Throughout my senior year, I would return to that petition, “Lord show me your will for me.” “What is my vocation?” I would go in front of the Eucharist in the local perpetual adoration chapel a pray this prayer through a set of mysteries of the rosary. One particular day during the South Louisiana winter I was returning to this prayer in this mode, in a particular chapel. During my time of prayer, I had my eyes closed. The phone of one of the other adorers rang (please turn off your phones before entering into the adoration chapel). He went outside. I could hear him speaking. I didn’t know who he was but I was somewhat annoyed by his lack of charity for the rest of us adoring. Upon returning, he asked the person closest to the door, “Where St. Benidle?” Something stirred in my heart, no it burned. “Show this person where St. Benidle is. Have him follow you.” This is not a normal occurance for me but I can vividly remember having this intense drive to follow that command, so I did. I walk outside and ran to the car whose break lights just flashed. I knocked on the window startling the man inside, when he rolled down the window in full view was his Roman collar. It was a priest! I said, “Father, follow me. I know exactly how to get there.” I got in my car and he followed. When we arrived at the parking lot, it was packed. I knew the pastor because he was the chaplain at my high school. I proceeded to look for him so as to talk with him, but he wan’t in the rectory. He wasn’t in the office. The lights of the church were all off.
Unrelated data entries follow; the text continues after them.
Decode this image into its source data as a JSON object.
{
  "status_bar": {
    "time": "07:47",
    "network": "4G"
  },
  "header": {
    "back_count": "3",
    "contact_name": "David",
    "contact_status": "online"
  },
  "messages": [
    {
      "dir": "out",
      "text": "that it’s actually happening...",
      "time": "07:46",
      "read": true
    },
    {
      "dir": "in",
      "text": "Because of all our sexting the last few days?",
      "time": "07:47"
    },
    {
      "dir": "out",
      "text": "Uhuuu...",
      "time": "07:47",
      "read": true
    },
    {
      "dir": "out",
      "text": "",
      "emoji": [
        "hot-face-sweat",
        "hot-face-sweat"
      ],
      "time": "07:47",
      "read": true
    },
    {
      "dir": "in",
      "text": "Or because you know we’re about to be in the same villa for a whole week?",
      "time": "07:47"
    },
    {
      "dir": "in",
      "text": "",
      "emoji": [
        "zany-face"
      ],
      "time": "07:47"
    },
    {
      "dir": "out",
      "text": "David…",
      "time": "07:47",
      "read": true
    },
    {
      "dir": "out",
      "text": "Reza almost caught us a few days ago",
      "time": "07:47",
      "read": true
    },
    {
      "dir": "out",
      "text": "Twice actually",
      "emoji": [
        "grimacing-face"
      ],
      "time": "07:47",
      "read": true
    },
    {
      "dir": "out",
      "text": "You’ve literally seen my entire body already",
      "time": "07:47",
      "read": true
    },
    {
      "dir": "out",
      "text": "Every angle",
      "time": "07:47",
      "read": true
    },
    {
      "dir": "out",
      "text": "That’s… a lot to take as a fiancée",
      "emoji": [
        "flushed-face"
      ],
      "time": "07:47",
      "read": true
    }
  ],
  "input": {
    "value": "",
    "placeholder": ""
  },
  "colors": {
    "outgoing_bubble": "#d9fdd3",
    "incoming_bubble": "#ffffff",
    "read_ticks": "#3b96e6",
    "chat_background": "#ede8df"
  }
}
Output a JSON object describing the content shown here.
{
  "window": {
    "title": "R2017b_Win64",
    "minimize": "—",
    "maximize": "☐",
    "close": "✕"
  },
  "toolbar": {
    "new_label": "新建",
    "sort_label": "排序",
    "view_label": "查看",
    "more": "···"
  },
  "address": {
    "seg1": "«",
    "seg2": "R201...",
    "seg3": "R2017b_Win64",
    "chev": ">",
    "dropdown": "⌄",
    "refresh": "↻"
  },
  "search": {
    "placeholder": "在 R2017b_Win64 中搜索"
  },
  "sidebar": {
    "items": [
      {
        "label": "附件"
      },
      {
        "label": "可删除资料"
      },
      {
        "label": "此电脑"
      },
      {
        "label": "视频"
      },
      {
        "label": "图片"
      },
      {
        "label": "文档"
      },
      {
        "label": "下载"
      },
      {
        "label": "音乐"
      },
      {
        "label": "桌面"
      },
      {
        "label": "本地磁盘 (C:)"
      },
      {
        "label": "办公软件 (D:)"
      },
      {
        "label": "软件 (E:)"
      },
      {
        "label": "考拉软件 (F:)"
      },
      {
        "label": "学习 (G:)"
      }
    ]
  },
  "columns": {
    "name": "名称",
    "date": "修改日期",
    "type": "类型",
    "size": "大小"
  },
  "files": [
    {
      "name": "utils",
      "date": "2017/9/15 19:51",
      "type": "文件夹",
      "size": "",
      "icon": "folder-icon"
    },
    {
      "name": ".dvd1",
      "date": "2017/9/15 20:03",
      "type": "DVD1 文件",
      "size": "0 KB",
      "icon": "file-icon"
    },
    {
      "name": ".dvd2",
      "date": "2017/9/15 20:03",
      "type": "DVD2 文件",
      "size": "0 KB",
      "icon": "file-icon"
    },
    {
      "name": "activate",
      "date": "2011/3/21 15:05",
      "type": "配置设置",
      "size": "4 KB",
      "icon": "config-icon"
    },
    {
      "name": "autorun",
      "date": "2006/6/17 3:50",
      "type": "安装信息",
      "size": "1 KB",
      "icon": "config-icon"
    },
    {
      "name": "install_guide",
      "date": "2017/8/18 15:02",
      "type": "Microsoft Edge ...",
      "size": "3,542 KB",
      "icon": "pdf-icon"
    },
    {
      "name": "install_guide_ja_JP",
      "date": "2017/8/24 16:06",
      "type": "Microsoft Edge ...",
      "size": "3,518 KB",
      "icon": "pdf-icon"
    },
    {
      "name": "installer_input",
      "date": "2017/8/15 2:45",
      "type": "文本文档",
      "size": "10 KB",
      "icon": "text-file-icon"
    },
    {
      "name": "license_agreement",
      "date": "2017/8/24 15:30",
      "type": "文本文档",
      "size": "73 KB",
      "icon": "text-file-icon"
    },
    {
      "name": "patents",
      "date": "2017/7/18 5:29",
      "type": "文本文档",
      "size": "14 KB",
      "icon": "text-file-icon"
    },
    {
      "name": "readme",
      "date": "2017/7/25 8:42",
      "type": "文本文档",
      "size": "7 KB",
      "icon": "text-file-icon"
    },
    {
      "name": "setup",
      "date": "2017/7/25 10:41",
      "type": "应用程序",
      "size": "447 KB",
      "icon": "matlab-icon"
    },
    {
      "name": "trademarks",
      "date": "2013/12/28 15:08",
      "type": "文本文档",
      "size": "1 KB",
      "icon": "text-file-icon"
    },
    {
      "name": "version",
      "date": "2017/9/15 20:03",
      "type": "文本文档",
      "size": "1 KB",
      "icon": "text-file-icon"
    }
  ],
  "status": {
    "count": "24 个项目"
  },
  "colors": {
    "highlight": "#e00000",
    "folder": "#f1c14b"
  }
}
Where are all these people? As I walk back to my car to go home, I run into Fr. Kyle. Fr. Kyle was the new priest at my parish. It was his witness of priesthood that first spurred my desire to pursue the calling. Double priest. I was starting to get the picture but the Lord knows my head is hard. We did the random run “what are you doing here?” thing. I told him my side of the story, but instead of him telling his, he invited me to come with him. We walked into the cafeteria of the school and in on a big white banner with black letter read the words, “Thank You for being our Priest.” It was a dinner thanking priests for being good priests. This was in late 2002. Earlier that year the molestation scandal in Boston had broken in the press. I universal distrust of priests had spread throughout the country. These lay people wanted to support the men who had brought them the sacraments, who had been there when they were sick, who supported them during difficult times in their marriage, who represented to them Jesus Christ.
It was eminently obvious to me at the point the Lord was calling me to the priesthood. There is much more to my story, but I have already gone over the self-imposed word limit per post. Until next time, peace be with you (and with your spirit).